Colorado State University is kindly requesting that its students default to using yellow emojis when addressing what they consider to be "diverse audiences," and ask that students also "avoid gendered emojis" whenever possible.
Why are they doing this?
The university's latest iteration of their social media guide, issued on Sept. 28, encourages student organizations to make their social media pages more diversity-friendly by engaging in the castration and depersonalization of internet emojis, such as smiley faces and the like.
The guide, which was titled "10 Ways to Make Your Social Media Channels More Inclusive," is a "quick guide for inclusive communications" for students.
The publication encourages students and student organizations to "[u]se inclusive pronouns," such as "they, them, or theirs," and to "[u]se the yellow emojis when addressing a diverse audience."
Other recommendations include avoiding "gendered emojis when possible." Instead, it's recommended that organizations "use one of the variations of the yellow smiley faces or object emojis," and when interacting with others on social media, to avoid assuming anything about gender or gender identity based on first names.
The guide also says that as "social media managers and marketers," the power of social media is a "power [that] comes with great responsibility."
Ethan Burshek, who is chairman of Young Americans for Liberty at the school, said that the new social media recommendations are "absurd" and "overly restrictive" in a statement to Campus Reform.
"[Colorado State University] has absolutely no control over its student[s] or social media[,] and as far as I know they don't even check it," Burshek told the outlet. "It's entirely a farce. It's just a virtue signal that they're putting out."
He also complained that the shifting parameters of what is appropriate is bogus.
"A month ago the progressives were telling us that the yellow emojis represented white people, and now they're saying it's the generic one," he explained. "I don't think anyone actually cares what emojis you use."
Burshek noted that he's willing to give the school the benefit of the doubt, in any case.

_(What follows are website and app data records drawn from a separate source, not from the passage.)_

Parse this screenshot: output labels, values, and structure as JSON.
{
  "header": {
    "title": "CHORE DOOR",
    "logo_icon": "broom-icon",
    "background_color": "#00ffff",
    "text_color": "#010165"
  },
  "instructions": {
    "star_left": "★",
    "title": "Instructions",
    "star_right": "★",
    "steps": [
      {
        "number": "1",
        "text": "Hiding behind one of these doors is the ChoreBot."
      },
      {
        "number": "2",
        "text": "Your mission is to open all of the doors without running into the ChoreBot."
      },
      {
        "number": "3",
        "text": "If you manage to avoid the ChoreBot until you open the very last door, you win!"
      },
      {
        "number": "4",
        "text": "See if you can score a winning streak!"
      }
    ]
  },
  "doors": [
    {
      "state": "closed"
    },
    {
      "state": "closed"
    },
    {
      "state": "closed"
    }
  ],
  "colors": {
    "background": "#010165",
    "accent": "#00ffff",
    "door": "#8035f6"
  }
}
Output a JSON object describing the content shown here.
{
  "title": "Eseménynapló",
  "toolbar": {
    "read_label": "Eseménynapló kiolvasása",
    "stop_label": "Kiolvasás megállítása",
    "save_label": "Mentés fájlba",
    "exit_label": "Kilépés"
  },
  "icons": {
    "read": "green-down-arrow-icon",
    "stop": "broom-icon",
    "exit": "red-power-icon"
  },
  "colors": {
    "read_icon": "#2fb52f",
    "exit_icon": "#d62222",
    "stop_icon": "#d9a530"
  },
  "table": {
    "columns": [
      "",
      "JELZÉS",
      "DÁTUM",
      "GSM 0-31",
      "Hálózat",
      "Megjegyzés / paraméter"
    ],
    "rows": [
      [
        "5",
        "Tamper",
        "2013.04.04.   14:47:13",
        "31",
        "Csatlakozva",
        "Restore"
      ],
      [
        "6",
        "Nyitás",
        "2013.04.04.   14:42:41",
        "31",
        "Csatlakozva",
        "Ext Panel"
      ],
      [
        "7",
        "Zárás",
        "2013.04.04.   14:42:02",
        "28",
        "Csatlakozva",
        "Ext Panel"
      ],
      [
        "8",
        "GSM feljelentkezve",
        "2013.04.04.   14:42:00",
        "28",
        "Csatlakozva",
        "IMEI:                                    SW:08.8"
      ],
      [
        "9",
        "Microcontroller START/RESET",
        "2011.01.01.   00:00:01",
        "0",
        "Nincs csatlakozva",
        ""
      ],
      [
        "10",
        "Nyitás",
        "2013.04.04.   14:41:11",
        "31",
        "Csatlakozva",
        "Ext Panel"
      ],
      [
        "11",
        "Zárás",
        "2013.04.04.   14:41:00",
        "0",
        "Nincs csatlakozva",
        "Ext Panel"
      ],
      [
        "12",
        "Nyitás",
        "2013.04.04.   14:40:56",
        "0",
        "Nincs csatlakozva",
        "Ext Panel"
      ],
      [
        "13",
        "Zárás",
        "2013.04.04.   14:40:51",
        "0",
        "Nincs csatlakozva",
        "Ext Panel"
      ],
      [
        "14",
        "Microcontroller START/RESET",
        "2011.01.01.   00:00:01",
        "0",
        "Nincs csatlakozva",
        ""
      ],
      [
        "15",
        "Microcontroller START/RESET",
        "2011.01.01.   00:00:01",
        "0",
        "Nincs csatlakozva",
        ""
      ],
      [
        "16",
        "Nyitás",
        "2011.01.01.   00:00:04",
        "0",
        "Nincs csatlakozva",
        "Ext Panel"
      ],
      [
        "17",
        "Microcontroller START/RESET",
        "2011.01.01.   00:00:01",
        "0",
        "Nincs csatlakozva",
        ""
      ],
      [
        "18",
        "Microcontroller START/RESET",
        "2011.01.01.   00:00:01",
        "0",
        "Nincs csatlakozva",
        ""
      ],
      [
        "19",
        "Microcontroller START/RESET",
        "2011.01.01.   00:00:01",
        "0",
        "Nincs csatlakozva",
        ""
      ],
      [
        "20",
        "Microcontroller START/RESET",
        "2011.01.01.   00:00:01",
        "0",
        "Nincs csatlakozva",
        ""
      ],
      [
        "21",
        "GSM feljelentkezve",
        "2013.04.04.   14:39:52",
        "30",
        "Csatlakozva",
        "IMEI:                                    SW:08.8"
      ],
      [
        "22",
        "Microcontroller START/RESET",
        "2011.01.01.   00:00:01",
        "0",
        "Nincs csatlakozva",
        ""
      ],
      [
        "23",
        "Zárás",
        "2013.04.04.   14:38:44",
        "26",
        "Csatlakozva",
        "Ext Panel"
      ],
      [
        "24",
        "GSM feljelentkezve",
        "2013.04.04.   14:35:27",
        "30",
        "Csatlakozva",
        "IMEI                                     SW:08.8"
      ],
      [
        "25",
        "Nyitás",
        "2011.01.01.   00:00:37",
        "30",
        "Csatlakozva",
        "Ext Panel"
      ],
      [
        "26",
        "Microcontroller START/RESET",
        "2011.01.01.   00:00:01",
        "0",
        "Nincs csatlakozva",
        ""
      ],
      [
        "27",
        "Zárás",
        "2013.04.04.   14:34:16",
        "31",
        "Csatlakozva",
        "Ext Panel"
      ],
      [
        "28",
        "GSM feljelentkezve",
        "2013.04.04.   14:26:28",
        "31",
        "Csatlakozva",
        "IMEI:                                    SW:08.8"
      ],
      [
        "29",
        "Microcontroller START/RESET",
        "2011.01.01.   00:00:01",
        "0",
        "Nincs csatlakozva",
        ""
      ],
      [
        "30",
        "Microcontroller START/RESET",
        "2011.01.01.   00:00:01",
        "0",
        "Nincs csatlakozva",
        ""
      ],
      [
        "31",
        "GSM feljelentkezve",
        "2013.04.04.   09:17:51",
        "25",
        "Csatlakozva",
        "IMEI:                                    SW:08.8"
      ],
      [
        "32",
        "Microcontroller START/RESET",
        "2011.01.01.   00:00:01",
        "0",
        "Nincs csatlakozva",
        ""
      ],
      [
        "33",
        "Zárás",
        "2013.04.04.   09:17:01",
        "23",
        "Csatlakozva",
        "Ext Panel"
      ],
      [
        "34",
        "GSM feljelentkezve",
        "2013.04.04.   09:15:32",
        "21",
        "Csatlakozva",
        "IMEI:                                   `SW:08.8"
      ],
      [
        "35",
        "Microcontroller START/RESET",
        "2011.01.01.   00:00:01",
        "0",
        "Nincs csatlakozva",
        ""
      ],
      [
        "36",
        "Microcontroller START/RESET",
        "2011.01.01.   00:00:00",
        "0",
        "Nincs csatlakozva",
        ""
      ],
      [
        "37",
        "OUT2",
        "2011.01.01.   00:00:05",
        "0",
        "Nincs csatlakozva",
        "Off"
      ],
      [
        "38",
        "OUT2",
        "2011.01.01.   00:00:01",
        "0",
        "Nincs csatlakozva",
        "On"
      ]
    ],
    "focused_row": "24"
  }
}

"CSU is very open to free speech," he explained. "They’ll release speech codes that have suggestions, but there’s no one who’s actually going to sanction you for saying anything."
(H/T: Campus Reform)